Published in 2 hymnals
|First Line:||Glory to God, and praise and love|
|Title:||Glory to God, and Praise and Love|
|Author:||Charles Wesley (1739)|
Glory to God, and praise and love. C. Wesley. [Praise for Salvation.] Written by C. Wesley on the first anniversary of the great spiritual change which he underwent on Sunday, May 21,1738, details of which are given under that date in his Journal. In 1740 it was included in Hymns and Sacred Poems, in 18 stanzas of 4 lines, and headed, "For the Anniversary Day of one's Conversion." (Poetical Works, 1868-72, vol. i. p. 299.) One of the first to make use of the hymn for congregational purposes was R. Conyers, who gave a cento therefrom in his Psalms & Hymns, 1767, beginning, "O for a thousand tongues to sing," and consisting of stanzas vii., ix.-xii. This was followed by other centos (all beginning with the same stanza), in the collections of De Courcy, 1775; Toplady, 1776; and many others. The most widely known cento is that by J. Wesley, in the Wesleyan Hymn Book, 1780, No. 1, in 10 stanzas, "O for a thousand tongues to sing." This is not only the opening hymn of the Wesleyan Hymn Book, but also of most collections of the Methodist bodies in all English-speaking countries. To this cause much of its popularity may be traced. Stevenson's annotations thereon in his Methodist Hymn Book Notes, 1883, are of more than usual interest. Another cento, "Look unto Christ, ye nations; own," is in the American Methodist Episcopal Hymns, 1849.
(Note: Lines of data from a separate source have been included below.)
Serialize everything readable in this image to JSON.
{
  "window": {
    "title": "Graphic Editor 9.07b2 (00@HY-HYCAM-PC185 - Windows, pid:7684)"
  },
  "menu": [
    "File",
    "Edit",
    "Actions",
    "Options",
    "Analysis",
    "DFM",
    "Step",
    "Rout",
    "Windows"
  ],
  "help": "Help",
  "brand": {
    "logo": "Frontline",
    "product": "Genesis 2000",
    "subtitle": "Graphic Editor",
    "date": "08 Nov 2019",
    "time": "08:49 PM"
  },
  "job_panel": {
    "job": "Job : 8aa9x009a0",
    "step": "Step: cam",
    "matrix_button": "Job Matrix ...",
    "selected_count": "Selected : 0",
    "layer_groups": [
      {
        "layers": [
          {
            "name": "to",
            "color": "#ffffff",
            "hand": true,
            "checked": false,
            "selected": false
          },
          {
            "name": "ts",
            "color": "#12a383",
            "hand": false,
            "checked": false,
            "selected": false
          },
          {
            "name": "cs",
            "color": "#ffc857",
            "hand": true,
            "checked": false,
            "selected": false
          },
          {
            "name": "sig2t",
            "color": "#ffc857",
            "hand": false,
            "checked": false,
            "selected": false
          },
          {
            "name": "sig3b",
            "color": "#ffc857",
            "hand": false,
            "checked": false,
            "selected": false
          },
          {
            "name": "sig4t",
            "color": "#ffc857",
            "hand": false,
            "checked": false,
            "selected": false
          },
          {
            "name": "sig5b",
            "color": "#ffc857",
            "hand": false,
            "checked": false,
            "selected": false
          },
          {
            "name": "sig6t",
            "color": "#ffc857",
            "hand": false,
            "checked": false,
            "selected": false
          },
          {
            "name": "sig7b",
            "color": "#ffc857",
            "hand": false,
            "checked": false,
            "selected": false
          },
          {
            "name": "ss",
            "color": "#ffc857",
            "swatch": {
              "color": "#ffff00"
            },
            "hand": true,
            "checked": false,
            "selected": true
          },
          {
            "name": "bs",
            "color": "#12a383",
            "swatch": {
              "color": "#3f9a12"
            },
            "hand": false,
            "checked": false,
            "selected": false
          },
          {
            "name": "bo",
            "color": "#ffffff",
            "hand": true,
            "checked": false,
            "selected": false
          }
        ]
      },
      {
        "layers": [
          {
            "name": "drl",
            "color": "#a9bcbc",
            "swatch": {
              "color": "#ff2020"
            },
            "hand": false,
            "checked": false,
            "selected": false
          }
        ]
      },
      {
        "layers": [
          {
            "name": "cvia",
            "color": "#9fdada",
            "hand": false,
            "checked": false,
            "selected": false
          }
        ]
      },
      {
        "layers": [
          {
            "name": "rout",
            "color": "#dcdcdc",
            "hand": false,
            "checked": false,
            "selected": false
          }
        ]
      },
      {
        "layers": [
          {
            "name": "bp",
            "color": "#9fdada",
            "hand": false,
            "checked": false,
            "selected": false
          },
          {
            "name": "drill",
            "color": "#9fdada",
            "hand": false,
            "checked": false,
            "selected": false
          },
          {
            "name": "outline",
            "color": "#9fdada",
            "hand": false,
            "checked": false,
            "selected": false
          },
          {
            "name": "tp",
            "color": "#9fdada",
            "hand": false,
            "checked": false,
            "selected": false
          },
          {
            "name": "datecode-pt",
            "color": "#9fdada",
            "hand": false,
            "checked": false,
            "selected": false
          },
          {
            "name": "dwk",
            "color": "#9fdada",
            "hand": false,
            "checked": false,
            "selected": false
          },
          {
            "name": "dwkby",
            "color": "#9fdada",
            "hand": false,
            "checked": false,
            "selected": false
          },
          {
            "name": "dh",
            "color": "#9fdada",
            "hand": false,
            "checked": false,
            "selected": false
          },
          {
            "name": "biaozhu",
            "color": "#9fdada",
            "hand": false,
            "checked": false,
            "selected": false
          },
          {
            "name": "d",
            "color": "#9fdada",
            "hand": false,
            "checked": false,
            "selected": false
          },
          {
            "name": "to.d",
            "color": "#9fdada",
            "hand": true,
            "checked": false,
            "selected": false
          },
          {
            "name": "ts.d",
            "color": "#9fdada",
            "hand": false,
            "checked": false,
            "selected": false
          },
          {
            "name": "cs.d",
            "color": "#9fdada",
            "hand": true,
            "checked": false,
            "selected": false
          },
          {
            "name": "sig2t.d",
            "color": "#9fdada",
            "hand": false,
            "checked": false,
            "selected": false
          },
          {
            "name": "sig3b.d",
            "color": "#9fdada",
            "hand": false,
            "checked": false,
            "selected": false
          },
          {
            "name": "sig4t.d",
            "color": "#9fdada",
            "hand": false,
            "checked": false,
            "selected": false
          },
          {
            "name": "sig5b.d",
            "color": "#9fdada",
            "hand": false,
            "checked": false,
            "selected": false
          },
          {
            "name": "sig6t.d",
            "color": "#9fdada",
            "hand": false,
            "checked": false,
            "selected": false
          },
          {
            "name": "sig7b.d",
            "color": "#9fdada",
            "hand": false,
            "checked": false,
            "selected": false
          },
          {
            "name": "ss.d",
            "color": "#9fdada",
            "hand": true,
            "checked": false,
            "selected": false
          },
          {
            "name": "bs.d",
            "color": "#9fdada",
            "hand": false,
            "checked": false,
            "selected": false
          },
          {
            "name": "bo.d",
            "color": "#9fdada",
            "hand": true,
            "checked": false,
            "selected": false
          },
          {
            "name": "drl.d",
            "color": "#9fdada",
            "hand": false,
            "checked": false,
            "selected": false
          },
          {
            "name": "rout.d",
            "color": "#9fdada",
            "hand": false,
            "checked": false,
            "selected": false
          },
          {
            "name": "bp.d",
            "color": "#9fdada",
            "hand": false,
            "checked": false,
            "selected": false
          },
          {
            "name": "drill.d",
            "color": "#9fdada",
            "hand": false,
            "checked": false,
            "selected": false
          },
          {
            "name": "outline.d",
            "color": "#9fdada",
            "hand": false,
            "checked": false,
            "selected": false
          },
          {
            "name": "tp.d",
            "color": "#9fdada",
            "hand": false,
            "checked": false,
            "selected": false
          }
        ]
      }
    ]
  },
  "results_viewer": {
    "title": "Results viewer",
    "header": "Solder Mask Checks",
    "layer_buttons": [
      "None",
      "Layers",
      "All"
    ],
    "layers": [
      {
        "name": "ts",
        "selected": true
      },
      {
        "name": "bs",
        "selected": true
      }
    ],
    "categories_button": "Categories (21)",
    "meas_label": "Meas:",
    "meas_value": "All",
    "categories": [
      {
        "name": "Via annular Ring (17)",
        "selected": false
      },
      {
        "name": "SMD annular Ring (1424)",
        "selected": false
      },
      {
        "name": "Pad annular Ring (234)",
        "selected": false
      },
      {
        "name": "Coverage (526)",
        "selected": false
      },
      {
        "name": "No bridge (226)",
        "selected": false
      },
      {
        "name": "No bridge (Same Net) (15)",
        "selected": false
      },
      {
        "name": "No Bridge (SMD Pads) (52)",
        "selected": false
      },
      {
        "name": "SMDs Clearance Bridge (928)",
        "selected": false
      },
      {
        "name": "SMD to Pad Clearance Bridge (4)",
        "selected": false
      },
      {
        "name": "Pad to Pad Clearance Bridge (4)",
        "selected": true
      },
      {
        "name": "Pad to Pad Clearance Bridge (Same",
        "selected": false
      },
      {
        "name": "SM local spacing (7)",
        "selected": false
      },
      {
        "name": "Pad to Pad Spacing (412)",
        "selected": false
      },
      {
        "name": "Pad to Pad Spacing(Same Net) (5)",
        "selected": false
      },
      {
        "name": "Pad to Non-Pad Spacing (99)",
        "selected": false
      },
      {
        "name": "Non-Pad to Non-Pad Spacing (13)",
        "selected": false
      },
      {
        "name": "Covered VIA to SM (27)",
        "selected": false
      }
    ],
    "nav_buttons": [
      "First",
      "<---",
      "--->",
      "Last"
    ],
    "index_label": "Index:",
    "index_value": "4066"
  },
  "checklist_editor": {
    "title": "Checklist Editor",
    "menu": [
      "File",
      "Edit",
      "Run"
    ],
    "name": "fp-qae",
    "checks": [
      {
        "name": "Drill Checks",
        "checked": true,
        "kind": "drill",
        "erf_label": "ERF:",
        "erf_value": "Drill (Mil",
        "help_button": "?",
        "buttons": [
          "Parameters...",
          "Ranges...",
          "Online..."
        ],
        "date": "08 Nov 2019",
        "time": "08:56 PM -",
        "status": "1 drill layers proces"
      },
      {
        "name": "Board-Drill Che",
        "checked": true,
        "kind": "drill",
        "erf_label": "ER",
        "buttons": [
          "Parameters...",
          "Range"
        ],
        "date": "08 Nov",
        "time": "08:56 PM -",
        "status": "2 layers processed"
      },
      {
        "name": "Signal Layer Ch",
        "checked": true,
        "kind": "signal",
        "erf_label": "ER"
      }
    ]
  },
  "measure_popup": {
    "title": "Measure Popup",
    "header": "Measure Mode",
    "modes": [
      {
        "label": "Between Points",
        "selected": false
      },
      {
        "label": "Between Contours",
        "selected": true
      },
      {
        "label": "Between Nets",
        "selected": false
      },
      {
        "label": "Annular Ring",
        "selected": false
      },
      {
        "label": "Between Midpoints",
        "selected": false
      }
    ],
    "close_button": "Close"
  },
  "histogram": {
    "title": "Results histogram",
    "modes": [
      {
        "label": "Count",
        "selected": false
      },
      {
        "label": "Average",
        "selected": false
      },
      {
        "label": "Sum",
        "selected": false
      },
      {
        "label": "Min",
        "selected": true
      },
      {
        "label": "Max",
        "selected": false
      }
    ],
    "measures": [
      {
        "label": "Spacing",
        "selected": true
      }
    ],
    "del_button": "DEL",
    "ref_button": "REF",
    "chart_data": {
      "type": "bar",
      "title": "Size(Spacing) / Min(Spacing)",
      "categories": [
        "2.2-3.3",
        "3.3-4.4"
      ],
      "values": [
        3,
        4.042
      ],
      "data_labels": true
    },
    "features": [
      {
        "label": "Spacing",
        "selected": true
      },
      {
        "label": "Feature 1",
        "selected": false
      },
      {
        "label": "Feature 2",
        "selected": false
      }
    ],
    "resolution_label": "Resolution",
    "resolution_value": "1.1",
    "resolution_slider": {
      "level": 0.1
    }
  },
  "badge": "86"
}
The opening line of the cento, "O for a thousand tongues to sing," is supposed to have had its origin in an expression of Peter Bohler, the Moravian, who, when consulted by C. Wesley about praising Christ, replied, "Had I a thousand tongues, I would praise Him with them all." The well-known line, "He breaks the power of cancelled sin," has given offence to a few, from the Taylor and Jones Psalms & Hymns, London, 1777, where it read, "He breaks the power of death and sin," to the American Manual of Praise, Oberlin, Ohio, 1880, where it reads, "He breaks the power of reigning sin." These changes, however, are limited in their use, the original text being usually retained.
--John Julian, Dictionary of Hymnology (1907)
|Instances (1 - 2 of 2)||Title||First Line||Tune||Tune Key||Author||Meter||Scripture||Date||Subject||Source|
|The United Methodist Hymnal #58||Glory to God, and Praise and Love||Glory to God, and praise and love||Charles Wesley||1989||The Glory of the Triune God | Praise and Thanksgiving; Adoration and Praise | ; Aldersgate | ; Glory | ; Testimony and Witness | ; Zeal ||
|The United Methodist Hymnal #58b||Glory to God, and Praise and Love||Glory to God, and praise and love||AZMON||Charles Wesley||1989|